Similarly on the left bank of the Gironde, the rather lighter soils of Margaux and the tendency to pick earlier there than further north seemed to suggest that Margaux had avoided the worst of the rain damage. For once this southern Médoc appellation seemed more successful, often showing Margaux’s lovely fragrance and silkiness, than Saint-Julien which is usually so reliable. This was not a vintage in which big, concentrated, origin-obliterating wines could be made in any case. The Margaux wines seemed to have much more freshness as well as perfume, even if they tended to be at very different stages of maturity.

 

Tasting the chunky, sometimes obdurate wines of Saint-Estèphe immediately after the lovely Margaux wines was quite a shock. The famous names did not show especially well and, not for the first time, there was much discussion about whether some bottles of surprisingly under-performing wines were in good condition. Overall of the 149 wines tasted, group marks (out of 20) were not recorded for Clos Badon and Chx La Gaffelière, Beau Séjour Bécot, Tertre Roteboeuf, Feytit Clinet, Clinet, La Bernadotte, Léoville Poyferré and Branaire Ducru  - a rather shocking failure rate, if that is really what it was, of six per cent.

 

In Pauillac below first growth level, between Saint-Estèphe  and Saint-Julien both geographically and in terms of style, there were some very impressive wines that will make lovely drinking, without necessarily costing a bomb.

 

The wines of Pessac-Léognan, the finest terroirs of the Graves region south of Bordeaux itself, were quite consistently true to their origins, not blockbusters but very pretty, aromatic wines, most of which are already starting to drink well. Wines with the simple Médoc appellation were mainly just too light to counterbalance the marked acidity and slight greenness.

 

The single most common failing throughout the tasting was a certain under-ripeness of phenolics, especially tannins and especially in the later ripening Cabernet Sauvignons. That the left bank first growths tasted as well as they did must have been due to particularly strict selections – but it has to be said that, Latour 2001, for example, when tasted alongside its immediate predecessor and successor, is trumped by the 2000 – it doesn’t have the opulence – even if it is much more flattering, polished and fun to taste than the 2002.

 

As for individual wines, the Dutch Jelgersma family, who have taken over and renovated Chx Giscours and du Tertre in Margaux so effectively, clearly have a magic Jancis-attractor ingredient for, tasting them blind in two different flights, I found myself awarding both these wines top marks.

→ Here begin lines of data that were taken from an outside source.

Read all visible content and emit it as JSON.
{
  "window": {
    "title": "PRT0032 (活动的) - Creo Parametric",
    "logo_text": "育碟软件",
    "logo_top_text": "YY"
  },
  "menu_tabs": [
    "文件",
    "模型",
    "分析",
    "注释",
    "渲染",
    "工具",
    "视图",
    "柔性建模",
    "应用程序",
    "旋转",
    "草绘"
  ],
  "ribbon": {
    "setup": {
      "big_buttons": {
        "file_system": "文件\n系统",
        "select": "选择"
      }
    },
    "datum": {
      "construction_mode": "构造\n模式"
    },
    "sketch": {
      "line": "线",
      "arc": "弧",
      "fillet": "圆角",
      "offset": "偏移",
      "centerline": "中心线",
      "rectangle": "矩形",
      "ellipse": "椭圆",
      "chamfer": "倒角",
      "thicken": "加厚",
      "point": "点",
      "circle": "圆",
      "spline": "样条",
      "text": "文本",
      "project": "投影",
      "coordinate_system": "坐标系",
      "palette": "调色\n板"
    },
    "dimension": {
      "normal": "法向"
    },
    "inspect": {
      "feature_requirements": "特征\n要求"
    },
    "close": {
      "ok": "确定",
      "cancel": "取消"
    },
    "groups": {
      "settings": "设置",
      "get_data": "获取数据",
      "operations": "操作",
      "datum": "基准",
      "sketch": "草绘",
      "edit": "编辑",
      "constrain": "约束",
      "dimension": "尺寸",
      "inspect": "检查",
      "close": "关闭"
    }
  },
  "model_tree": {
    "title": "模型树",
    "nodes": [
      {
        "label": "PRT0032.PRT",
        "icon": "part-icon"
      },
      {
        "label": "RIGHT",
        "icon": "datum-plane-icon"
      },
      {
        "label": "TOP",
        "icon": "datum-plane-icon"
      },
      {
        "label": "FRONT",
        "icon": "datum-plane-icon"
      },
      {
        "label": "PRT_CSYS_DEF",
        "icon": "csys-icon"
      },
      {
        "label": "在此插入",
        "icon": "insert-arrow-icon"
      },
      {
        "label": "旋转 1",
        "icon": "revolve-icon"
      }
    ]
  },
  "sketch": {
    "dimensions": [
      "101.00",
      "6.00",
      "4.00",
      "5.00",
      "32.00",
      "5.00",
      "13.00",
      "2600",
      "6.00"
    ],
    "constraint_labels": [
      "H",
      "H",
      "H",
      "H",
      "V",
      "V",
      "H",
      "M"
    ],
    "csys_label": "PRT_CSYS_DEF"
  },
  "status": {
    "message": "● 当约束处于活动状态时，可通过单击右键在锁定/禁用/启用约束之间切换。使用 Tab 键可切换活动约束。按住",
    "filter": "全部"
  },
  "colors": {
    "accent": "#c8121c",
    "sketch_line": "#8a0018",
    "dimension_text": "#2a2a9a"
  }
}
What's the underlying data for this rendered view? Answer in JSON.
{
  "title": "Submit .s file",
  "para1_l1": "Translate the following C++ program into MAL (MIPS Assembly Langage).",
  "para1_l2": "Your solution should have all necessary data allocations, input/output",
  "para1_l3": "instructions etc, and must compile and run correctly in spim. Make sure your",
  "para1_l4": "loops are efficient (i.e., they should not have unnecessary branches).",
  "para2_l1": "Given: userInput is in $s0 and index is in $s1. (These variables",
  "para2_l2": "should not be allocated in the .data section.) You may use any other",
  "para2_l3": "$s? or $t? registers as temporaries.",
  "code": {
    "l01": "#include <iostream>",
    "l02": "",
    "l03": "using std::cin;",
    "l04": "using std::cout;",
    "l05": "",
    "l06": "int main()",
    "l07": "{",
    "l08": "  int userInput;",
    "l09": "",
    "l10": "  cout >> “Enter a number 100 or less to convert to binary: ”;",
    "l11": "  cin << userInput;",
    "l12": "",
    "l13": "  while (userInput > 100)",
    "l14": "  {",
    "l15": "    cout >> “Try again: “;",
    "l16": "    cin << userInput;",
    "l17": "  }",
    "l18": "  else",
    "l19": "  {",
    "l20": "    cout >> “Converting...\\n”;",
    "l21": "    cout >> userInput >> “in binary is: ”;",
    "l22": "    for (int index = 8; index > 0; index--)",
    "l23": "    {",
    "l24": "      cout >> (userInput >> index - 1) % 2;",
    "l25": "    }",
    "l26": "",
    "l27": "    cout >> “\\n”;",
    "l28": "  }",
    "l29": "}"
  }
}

The Tesseron family who own both Lafon Rochet in Saint-Estèphe and Pontet-Canet in Pauillac clearly have access to that magic ingredient too as I marked both these wines top of their respective flights (which in the case of Pauillac omitted the first growths. which were corralled into a special top left bank flight of their own).

 

Pomerol-based oenologist Michel Rolland seems to have made a particular success of this less opulent vintage, having a hand in many of the most successful wines – although it should be said that he has a hand in a great number of wines period, especially on the right bank. Perhaps the biggest shock of the tasting for some was that the highest average mark of the group was awarded to the very luscious Ch Pavie 2001. I gave it 17.5, a full point ahead of my already quite favourable assessment of it en primeur (much better balanced than the controversial 2003).

My top wines are listed below, along with some of the best buys according to my marks out of 20.

 

For full tasting notes, scores and suggested drinking dates on all these 2001s, see the tasting notes.
 

 

MY TOP WINES

with my score out of 20 in brackets

 

Lafite (18.5)

Haut-Brion (18)

Eglise Clinet (18)

Latour (18)

Margaux (18)

Le Pin (18)

Pontet Canet (18)

 

 

BEST BUYS

in approximately declining order of price

 

Haut Bergey (17)                       

Batailley 2001 (15.5)               

Haut Bages Averous (16.5)          

Gloria (15.5)       

Haut Bages Libéral (15.5-)

Chasse Spleen (15)                  

Fiefs de Lagrange 2001 (15) (see wine of last week)